* _EXERCISE MATERIAL_
BEGIN

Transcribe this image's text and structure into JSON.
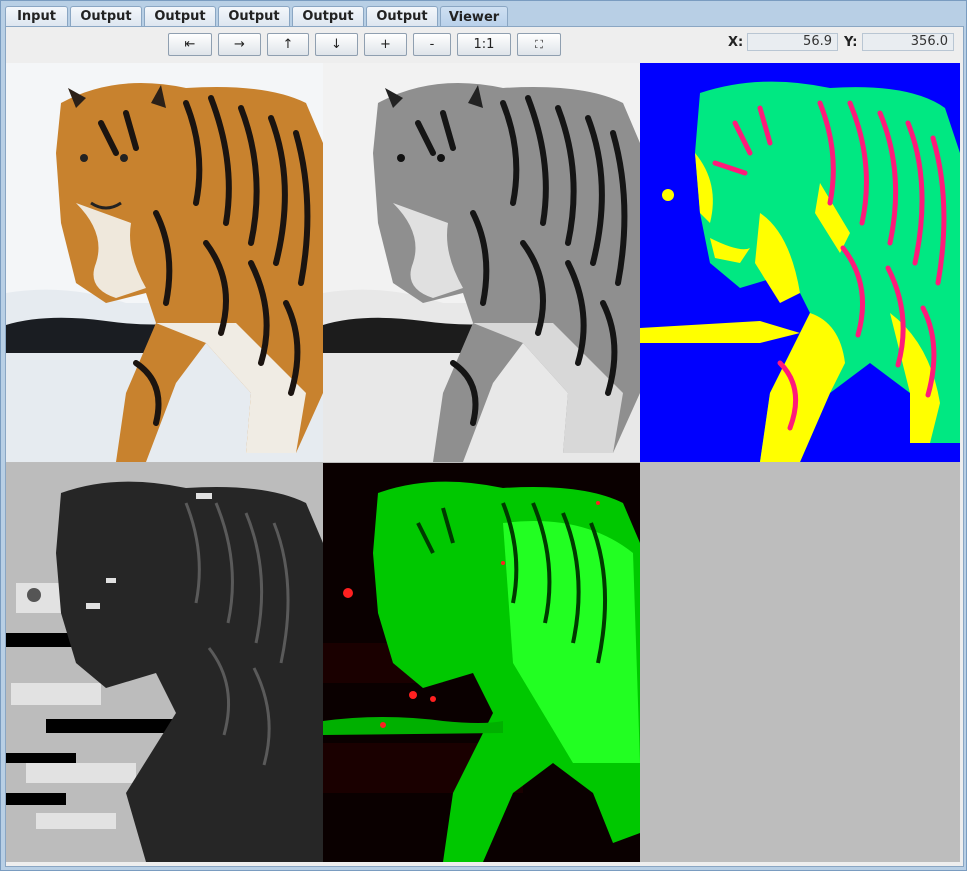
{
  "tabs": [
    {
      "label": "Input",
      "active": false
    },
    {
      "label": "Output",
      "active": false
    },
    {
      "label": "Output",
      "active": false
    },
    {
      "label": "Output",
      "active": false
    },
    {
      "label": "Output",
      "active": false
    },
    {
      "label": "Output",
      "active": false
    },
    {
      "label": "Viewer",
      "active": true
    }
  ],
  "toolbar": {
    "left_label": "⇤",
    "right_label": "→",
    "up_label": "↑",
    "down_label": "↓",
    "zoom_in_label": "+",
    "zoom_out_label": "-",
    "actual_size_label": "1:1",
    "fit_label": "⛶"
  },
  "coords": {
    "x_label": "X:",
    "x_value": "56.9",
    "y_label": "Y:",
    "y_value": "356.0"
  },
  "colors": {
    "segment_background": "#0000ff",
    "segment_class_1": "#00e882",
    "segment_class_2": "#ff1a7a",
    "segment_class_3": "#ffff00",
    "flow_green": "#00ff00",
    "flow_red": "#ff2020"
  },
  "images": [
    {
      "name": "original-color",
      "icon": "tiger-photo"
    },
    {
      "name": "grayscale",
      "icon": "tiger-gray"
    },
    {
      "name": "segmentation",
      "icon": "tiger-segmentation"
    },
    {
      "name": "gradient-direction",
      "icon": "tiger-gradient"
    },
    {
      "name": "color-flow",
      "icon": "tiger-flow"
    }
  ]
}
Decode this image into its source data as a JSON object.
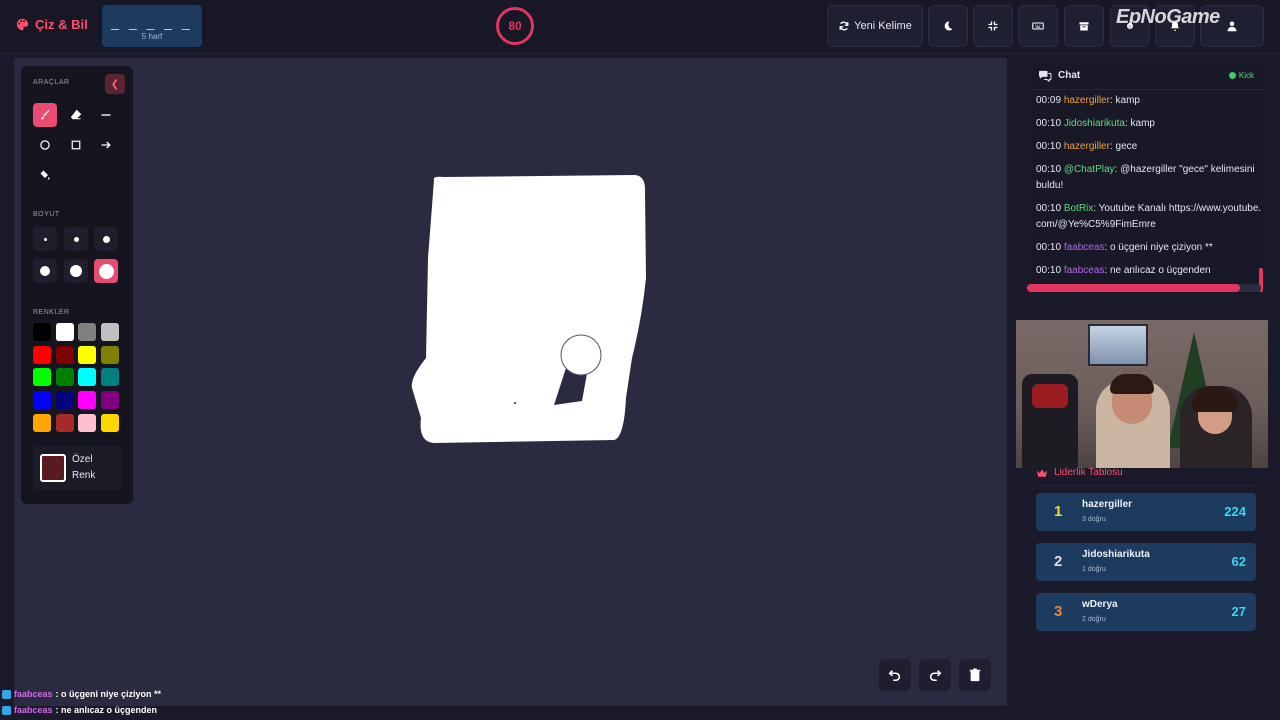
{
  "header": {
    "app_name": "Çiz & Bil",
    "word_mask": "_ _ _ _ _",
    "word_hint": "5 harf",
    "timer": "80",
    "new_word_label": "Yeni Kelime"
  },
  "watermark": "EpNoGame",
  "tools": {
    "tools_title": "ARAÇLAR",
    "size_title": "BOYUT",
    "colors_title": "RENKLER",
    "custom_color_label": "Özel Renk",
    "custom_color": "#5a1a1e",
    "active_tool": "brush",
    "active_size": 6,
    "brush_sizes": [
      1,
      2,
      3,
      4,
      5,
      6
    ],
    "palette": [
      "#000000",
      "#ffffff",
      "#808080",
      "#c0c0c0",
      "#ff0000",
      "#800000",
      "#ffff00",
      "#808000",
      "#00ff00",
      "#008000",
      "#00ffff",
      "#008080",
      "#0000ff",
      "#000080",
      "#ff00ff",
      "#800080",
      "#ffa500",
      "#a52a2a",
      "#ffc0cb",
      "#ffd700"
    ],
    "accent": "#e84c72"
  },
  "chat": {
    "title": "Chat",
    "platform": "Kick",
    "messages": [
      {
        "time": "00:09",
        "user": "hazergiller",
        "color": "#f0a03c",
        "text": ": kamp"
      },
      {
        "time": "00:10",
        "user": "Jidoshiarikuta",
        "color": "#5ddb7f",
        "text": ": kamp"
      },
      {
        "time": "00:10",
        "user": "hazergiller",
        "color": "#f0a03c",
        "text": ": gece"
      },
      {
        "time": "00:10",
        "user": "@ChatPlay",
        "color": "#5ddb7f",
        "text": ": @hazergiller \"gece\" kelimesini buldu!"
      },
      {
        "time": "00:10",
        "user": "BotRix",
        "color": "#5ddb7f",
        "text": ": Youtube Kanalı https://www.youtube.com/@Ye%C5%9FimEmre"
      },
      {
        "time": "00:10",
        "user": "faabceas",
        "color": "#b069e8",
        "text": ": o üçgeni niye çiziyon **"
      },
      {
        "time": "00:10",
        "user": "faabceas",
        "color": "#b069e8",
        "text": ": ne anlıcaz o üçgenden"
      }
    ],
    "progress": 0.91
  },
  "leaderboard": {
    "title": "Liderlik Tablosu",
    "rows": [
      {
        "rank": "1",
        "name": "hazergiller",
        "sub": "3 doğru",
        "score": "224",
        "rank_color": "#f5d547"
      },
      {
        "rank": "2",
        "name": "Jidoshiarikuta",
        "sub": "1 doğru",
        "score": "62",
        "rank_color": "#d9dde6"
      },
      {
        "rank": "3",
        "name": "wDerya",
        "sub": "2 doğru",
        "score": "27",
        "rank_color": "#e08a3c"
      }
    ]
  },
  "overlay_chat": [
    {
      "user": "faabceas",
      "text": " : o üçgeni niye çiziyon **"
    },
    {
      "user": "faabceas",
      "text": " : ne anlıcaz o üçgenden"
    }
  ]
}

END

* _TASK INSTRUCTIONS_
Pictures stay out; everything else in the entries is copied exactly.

* _TASK SOLUTION_
Transcribe this image's text and structure into JSON.
{
  "tabs": [
    {
      "label": "Input",
      "active": false
    },
    {
      "label": "Output",
      "active": false
    },
    {
      "label": "Output",
      "active": false
    },
    {
      "label": "Output",
      "active": false
    },
    {
      "label": "Output",
      "active": false
    },
    {
      "label": "Output",
      "active": false
    },
    {
      "label": "Viewer",
      "active": true
    }
  ],
  "toolbar": {
    "left_label": "⇤",
    "right_label": "→",
    "up_label": "↑",
    "down_label": "↓",
    "zoom_in_label": "+",
    "zoom_out_label": "-",
    "actual_size_label": "1:1",
    "fit_label": "⛶"
  },
  "coords": {
    "x_label": "X:",
    "x_value": "56.9",
    "y_label": "Y:",
    "y_value": "356.0"
  },
  "colors": {
    "segment_background": "#0000ff",
    "segment_class_1": "#00e882",
    "segment_class_2": "#ff1a7a",
    "segment_class_3": "#ffff00",
    "flow_green": "#00ff00",
    "flow_red": "#ff2020"
  },
  "images": [
    {
      "name": "original-color",
      "icon": "tiger-photo"
    },
    {
      "name": "grayscale",
      "icon": "tiger-gray"
    },
    {
      "name": "segmentation",
      "icon": "tiger-segmentation"
    },
    {
      "name": "gradient-direction",
      "icon": "tiger-gradient"
    },
    {
      "name": "color-flow",
      "icon": "tiger-flow"
    }
  ]
}
Decode this image into its source data as a JSON object.
{
  "header": {
    "app_name": "Çiz & Bil",
    "word_mask": "_ _ _ _ _",
    "word_hint": "5 harf",
    "timer": "80",
    "new_word_label": "Yeni Kelime"
  },
  "watermark": "EpNoGame",
  "tools": {
    "tools_title": "ARAÇLAR",
    "size_title": "BOYUT",
    "colors_title": "RENKLER",
    "custom_color_label": "Özel Renk",
    "custom_color": "#5a1a1e",
    "active_tool": "brush",
    "active_size": 6,
    "brush_sizes": [
      1,
      2,
      3,
      4,
      5,
      6
    ],
    "palette": [
      "#000000",
      "#ffffff",
      "#808080",
      "#c0c0c0",
      "#ff0000",
      "#800000",
      "#ffff00",
      "#808000",
      "#00ff00",
      "#008000",
      "#00ffff",
      "#008080",
      "#0000ff",
      "#000080",
      "#ff00ff",
      "#800080",
      "#ffa500",
      "#a52a2a",
      "#ffc0cb",
      "#ffd700"
    ],
    "accent": "#e84c72"
  },
  "chat": {
    "title": "Chat",
    "platform": "Kick",
    "messages": [
      {
        "time": "00:09",
        "user": "hazergiller",
        "color": "#f0a03c",
        "text": ": kamp"
      },
      {
        "time": "00:10",
        "user": "Jidoshiarikuta",
        "color": "#5ddb7f",
        "text": ": kamp"
      },
      {
        "time": "00:10",
        "user": "hazergiller",
        "color": "#f0a03c",
        "text": ": gece"
      },
      {
        "time": "00:10",
        "user": "@ChatPlay",
        "color": "#5ddb7f",
        "text": ": @hazergiller \"gece\" kelimesini buldu!"
      },
      {
        "time": "00:10",
        "user": "BotRix",
        "color": "#5ddb7f",
        "text": ": Youtube Kanalı https://www.youtube.com/@Ye%C5%9FimEmre"
      },
      {
        "time": "00:10",
        "user": "faabceas",
        "color": "#b069e8",
        "text": ": o üçgeni niye çiziyon **"
      },
      {
        "time": "00:10",
        "user": "faabceas",
        "color": "#b069e8",
        "text": ": ne anlıcaz o üçgenden"
      }
    ],
    "progress": 0.91
  },
  "leaderboard": {
    "title": "Liderlik Tablosu",
    "rows": [
      {
        "rank": "1",
        "name": "hazergiller",
        "sub": "3 doğru",
        "score": "224",
        "rank_color": "#f5d547"
      },
      {
        "rank": "2",
        "name": "Jidoshiarikuta",
        "sub": "1 doğru",
        "score": "62",
        "rank_color": "#d9dde6"
      },
      {
        "rank": "3",
        "name": "wDerya",
        "sub": "2 doğru",
        "score": "27",
        "rank_color": "#e08a3c"
      }
    ]
  },
  "overlay_chat": [
    {
      "user": "faabceas",
      "text": " : o üçgeni niye çiziyon **"
    },
    {
      "user": "faabceas",
      "text": " : ne anlıcaz o üçgenden"
    }
  ]
}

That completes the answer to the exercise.